Hazelnuts are not only a great source of vitamin E; they’re also a good source of protein, potassium, and folate. Even though hazelnuts are often used in festive recipes or desserts, they definitely deserve a spot in your trail mix or snack lineup. Hazelnut butter is also a tasty treat you can enjoy on fruit, crackers, and other snacks.
Vitamin E Content: Per 4 oz: 4.53 milligrams, (30.2% DV)
If you’re a fan of Japanese food or sushi, then chances are you’ve tried eel. If not, it might seem like a strange food to try. But don’t be too intimidated; the flavor is actually pretty subtle for seafood. And depending on how it’s cooked, eel can be a tasty and nutritious option.
Vitamin E Content: Per 1 tbsp: 4.64 milligrams, (30.9% DV)
Safflower oil is another option for adding fat (and 30.9% of your daily value of vitamin E) to meals. The fat in safflower oil is mostly monounsaturated fat, which is the same type of fat found in olive oil.
Try drizzling safflower oil on salads or finished plates or use it to cook (at lower temperatures) like you would olive oil or another plant-based oil.
Vitamin E Content: Per 1 tbsp: 5.59 milligrams (37.26% DV)
Sunflower oil is a decent source of vitamin E, in addition to fat. Sunflower oil is commonly used in prepared foods or packaged foods and salad dressings. It’s one oil option you can try to get closer to your daily vitamin E needs.
Vitamin E Content: Per 1 oz, dry roasted: 6.78 milligrams (45.2% DV)
Whole almonds don’t pack quite as much vitamin E in one serving as almond butter, but it comes pretty close. One serving will get you 6.78 mg of vitamin E, almost half of your recommended daily value.
Almonds are a great snack that’s easy to carry around on the go. Or slice or chop them and add them into salads, baked goods, or other foods for extra crunch.
Vitamin E Content: Per 1 oz, dry roasted: 7.4 milligrams (49.3% DV)
Sunflower seeds add texture, crunch, and saltiness to so many different meals. And they make a great snack on their own, too. Just a one-ounce serving gets you 37% of your recommended daily value of vitamin E. Try them as a topper on salads or soups, or toss them into trail mix.
Vitamin E Content: Per 2 tbsp: 7.75 milligrams (51.6% DV)

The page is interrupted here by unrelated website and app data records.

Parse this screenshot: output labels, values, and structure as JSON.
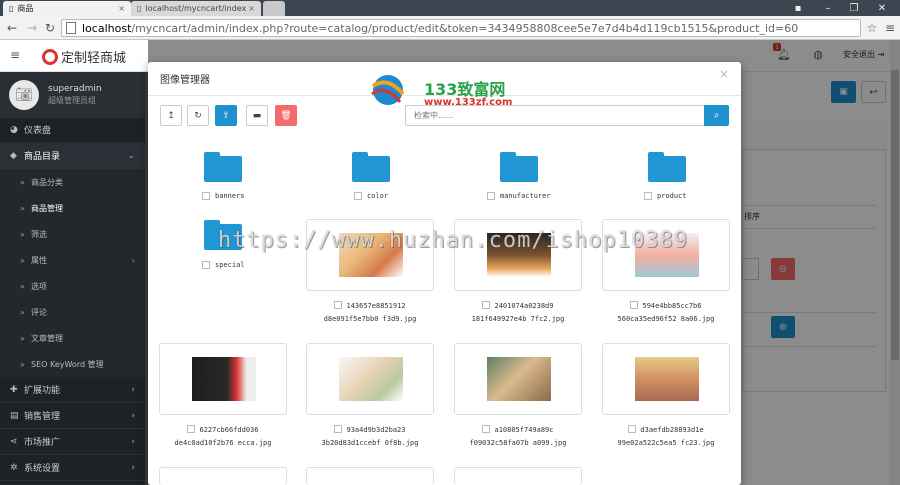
{
  "browser": {
    "tabs": [
      {
        "title": "商品"
      },
      {
        "title": "localhost/mycncart/index"
      }
    ],
    "url_host": "localhost",
    "url_rest": "/mycncart/admin/index.php?route=catalog/product/edit&token=3434958808cee5e7e7d4b4d119cb1515&product_id=60"
  },
  "header": {
    "logo_text": "定制轻商城",
    "notification_count": "1",
    "logout_label": "安全退出"
  },
  "sidebar": {
    "username": "superadmin",
    "role": "超级管理员组",
    "items": [
      {
        "label": "仪表盘",
        "icon": "dashboard-icon",
        "type": "menu"
      },
      {
        "label": "商品目录",
        "icon": "tag-icon",
        "type": "menu",
        "active": true,
        "expanded": true
      },
      {
        "label": "商品分类",
        "type": "sub"
      },
      {
        "label": "商品管理",
        "type": "sub",
        "active": true
      },
      {
        "label": "筛选",
        "type": "sub"
      },
      {
        "label": "属性",
        "type": "sub",
        "has_children": true
      },
      {
        "label": "选项",
        "type": "sub"
      },
      {
        "label": "评论",
        "type": "sub"
      },
      {
        "label": "文章管理",
        "type": "sub"
      },
      {
        "label": "SEO KeyWord 管理",
        "type": "sub"
      },
      {
        "label": "扩展功能",
        "icon": "puzzle-icon",
        "type": "menu",
        "has_children": true
      },
      {
        "label": "销售管理",
        "icon": "cart-icon",
        "type": "menu",
        "has_children": true
      },
      {
        "label": "市场推广",
        "icon": "share-icon",
        "type": "menu",
        "has_children": true
      },
      {
        "label": "系统设置",
        "icon": "cog-icon",
        "type": "menu",
        "has_children": true
      }
    ]
  },
  "page": {
    "sort_label": "排序"
  },
  "modal": {
    "title": "图像管理器",
    "search_placeholder": "检索中......",
    "folders": [
      "banners",
      "color",
      "manufacturer",
      "product",
      "special"
    ],
    "images": [
      {
        "line1": "143657e8851912",
        "line2": "d8e091f5e7bb0 f3d9.jpg"
      },
      {
        "line1": "2401074a0238d9",
        "line2": "181f649927e4b 7fc2.jpg"
      },
      {
        "line1": "594e4bb85cc7b6",
        "line2": "560ca35ed96f52 8a06.jpg"
      },
      {
        "line1": "6227cb66fdd036",
        "line2": "de4c0ad10f2b76 ecca.jpg"
      },
      {
        "line1": "93a4d9b3d2ba23",
        "line2": "3b20d83d1ccebf 0f8b.jpg"
      },
      {
        "line1": "a10805f749a89c",
        "line2": "f09032c58fa07b a099.jpg"
      },
      {
        "line1": "d3aefdb28893d1e",
        "line2": "99e02a522c5ea5 fc23.jpg"
      }
    ]
  },
  "watermark": {
    "brand_title": "133致富网",
    "brand_url": "www.133zf.com",
    "overlay_url": "https://www.huzhan.com/ishop10389"
  },
  "colors": {
    "primary": "#1e91cf",
    "danger": "#f56b6b",
    "folder": "#2196d4",
    "sidebar": "#1e2226",
    "brand_red": "#d9352a"
  }
}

Is there anything almond butter doesn’t make tastier? And, just one two-tablespoon serving packs over half of your day’s vitamin E needs. It also contains almost seven grams of protein and more than three grams of fiber, making this spread super nutritious and filling.
Wheat Germ Oil
Vitamin E Content: Per 1 tablespoon: 20.32 milligrams (135% DV)
There’s more than 100% percent of your recommended daily value of vitamin E in just one tablespoon of wheat germ oil. Add it into a smoothie or other flavorful dishes, like soups or sauces, and you’ll never notice it’s there.
You might not hear about vitamin E as much as other vitamins, but it’s still a crucial part of a healthy diet. Fortunately, these 15 foods make it easy to incorporate vitamin E into your diet, and you can reap all of its nutritional benefits.